Take from the material every line containing the string "accent" and copy it.

------------------------

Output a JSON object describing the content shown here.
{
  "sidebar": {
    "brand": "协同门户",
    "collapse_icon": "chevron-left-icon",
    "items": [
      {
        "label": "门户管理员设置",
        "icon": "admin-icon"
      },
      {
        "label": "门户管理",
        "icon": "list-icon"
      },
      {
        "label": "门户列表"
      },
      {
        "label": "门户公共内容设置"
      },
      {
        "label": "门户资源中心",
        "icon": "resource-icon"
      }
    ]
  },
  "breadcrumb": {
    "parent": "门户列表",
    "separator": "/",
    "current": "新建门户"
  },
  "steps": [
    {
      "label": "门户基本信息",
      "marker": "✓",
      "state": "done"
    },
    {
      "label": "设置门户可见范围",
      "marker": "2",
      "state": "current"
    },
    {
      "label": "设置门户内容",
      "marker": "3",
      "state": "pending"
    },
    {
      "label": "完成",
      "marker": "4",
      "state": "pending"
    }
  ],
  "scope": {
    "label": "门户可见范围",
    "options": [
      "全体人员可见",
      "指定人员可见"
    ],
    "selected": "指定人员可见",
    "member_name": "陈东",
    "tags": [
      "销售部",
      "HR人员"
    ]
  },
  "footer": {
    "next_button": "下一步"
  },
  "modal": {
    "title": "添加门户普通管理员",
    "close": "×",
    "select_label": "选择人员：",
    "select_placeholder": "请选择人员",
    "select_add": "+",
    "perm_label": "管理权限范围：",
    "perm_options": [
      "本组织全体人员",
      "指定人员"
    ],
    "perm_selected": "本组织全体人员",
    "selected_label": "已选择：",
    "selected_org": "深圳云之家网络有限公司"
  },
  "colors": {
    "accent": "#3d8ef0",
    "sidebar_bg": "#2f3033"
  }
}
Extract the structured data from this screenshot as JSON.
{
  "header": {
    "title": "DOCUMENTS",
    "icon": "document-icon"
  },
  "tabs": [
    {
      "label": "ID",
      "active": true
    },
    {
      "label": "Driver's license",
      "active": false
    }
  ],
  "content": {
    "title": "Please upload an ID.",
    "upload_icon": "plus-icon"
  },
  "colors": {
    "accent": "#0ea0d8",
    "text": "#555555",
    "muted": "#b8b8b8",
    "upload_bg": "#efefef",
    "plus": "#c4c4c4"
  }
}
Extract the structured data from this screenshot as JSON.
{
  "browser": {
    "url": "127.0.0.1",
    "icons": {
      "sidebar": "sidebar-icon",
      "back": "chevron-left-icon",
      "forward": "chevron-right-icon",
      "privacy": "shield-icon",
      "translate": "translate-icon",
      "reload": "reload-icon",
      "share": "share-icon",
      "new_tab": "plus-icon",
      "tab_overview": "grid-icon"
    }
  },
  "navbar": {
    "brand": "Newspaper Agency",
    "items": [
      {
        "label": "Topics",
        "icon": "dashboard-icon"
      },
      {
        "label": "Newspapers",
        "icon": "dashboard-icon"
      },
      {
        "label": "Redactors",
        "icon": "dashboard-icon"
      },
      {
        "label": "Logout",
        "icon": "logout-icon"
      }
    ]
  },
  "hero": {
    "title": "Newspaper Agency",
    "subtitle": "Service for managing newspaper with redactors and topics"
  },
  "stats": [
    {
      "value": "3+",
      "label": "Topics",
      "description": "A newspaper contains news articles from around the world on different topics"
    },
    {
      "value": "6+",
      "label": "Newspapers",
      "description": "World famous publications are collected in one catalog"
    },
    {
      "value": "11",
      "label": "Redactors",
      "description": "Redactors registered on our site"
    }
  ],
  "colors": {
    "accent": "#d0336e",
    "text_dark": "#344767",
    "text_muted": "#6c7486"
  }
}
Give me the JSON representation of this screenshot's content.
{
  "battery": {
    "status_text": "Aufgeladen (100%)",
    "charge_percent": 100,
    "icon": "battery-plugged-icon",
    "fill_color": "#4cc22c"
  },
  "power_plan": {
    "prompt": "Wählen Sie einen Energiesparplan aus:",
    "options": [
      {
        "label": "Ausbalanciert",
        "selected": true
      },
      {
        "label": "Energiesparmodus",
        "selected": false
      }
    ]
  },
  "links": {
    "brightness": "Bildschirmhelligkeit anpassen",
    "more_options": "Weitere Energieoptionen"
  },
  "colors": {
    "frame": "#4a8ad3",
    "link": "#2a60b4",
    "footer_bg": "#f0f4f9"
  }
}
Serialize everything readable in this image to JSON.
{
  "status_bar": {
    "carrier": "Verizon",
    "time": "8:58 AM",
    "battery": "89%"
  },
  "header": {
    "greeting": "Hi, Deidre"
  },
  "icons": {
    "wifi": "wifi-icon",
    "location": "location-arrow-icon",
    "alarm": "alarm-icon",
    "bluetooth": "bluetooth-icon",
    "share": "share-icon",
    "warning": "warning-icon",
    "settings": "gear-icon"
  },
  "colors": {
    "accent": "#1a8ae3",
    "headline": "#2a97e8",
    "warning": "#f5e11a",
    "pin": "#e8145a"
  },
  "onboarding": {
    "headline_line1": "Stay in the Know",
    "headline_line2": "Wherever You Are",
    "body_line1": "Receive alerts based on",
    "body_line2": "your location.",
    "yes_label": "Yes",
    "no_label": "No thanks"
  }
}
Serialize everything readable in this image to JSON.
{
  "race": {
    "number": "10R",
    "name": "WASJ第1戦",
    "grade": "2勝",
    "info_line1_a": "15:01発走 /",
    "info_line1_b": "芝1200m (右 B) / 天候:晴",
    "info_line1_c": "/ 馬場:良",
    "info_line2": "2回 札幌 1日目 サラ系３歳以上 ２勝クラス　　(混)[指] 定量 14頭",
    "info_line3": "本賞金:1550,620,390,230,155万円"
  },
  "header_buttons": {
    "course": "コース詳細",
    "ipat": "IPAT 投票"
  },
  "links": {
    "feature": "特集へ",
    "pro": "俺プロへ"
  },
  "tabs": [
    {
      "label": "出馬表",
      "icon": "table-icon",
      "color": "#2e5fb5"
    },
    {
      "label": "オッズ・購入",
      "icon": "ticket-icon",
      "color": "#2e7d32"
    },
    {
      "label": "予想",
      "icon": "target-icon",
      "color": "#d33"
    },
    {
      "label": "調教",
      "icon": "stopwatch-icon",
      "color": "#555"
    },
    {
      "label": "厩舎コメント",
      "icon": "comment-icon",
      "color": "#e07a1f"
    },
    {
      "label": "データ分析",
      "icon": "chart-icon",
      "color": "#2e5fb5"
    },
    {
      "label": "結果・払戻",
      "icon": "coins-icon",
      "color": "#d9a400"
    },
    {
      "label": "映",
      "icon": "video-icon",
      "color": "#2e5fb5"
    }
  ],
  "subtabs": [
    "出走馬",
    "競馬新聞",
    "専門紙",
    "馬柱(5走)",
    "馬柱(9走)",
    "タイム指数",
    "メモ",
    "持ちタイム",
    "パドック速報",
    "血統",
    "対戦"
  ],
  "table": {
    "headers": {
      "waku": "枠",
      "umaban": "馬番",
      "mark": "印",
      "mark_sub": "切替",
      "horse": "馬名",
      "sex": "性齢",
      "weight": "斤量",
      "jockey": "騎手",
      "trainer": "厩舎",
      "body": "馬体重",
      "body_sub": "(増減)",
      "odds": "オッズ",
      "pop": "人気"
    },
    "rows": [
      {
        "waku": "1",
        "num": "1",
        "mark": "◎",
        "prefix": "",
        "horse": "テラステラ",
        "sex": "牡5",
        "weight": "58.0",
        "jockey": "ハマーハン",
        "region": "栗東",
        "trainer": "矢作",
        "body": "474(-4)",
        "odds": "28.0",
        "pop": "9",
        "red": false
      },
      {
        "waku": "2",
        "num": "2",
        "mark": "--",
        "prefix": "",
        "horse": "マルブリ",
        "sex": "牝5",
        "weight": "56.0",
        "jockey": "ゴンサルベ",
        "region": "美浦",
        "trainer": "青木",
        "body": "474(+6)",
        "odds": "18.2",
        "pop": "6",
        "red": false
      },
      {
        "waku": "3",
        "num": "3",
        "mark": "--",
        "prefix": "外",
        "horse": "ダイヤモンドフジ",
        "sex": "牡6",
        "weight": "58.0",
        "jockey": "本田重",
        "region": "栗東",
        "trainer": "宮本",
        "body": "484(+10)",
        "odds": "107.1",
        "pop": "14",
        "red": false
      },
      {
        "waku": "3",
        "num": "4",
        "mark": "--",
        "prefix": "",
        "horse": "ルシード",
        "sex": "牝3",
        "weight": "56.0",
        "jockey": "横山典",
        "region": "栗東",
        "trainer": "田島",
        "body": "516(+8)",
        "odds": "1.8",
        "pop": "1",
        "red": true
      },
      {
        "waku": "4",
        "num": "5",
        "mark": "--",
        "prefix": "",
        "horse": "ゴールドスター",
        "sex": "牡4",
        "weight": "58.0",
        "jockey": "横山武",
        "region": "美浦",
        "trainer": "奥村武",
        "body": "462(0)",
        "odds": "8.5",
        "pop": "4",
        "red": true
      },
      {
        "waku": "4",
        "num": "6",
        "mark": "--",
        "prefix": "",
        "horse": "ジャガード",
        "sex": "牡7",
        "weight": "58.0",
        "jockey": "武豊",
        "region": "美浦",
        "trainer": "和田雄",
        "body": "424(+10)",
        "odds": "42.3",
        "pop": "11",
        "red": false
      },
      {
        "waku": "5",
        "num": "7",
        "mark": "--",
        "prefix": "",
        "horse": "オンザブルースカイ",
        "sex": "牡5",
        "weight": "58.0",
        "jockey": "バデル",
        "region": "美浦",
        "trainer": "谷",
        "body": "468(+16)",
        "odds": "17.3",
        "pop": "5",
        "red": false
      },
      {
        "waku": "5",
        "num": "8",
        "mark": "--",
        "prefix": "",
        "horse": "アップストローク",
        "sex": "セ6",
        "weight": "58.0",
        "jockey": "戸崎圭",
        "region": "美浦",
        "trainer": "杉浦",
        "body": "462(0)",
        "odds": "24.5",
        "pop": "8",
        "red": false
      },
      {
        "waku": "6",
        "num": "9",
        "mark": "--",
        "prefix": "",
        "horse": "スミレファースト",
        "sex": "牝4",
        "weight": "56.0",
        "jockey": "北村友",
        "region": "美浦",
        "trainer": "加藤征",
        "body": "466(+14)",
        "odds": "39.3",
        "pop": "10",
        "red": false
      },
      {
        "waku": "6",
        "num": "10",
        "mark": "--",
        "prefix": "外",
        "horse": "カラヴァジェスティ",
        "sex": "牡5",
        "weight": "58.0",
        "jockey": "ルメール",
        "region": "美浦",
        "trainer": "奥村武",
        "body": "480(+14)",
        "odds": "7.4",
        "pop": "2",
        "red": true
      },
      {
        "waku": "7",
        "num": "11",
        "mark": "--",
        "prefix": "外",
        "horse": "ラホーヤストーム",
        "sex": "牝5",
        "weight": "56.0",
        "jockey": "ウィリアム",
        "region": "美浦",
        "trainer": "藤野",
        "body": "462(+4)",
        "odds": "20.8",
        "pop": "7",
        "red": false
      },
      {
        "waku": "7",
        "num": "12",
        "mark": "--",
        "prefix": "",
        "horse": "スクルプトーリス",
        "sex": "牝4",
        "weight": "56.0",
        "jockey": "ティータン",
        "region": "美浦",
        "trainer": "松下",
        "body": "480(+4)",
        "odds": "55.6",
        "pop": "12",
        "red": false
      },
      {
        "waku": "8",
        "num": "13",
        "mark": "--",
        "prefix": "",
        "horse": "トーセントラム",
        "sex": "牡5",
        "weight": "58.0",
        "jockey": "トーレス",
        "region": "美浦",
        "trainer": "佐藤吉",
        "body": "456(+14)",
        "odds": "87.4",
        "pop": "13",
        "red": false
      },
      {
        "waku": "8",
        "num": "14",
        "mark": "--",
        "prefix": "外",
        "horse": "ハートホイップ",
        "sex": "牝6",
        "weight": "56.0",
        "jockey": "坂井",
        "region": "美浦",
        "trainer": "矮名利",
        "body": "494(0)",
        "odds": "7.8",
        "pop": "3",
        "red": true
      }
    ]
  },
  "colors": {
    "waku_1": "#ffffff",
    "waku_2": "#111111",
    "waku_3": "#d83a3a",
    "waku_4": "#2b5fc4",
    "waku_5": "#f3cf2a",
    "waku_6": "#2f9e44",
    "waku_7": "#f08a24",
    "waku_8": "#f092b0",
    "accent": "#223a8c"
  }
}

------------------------

Written solution:
    "accent": "#3d8ef0",
    "accent": "#0ea0d8",
    "accent": "#d0336e",
    "accent": "#1a8ae3",
    "accent": "#223a8c"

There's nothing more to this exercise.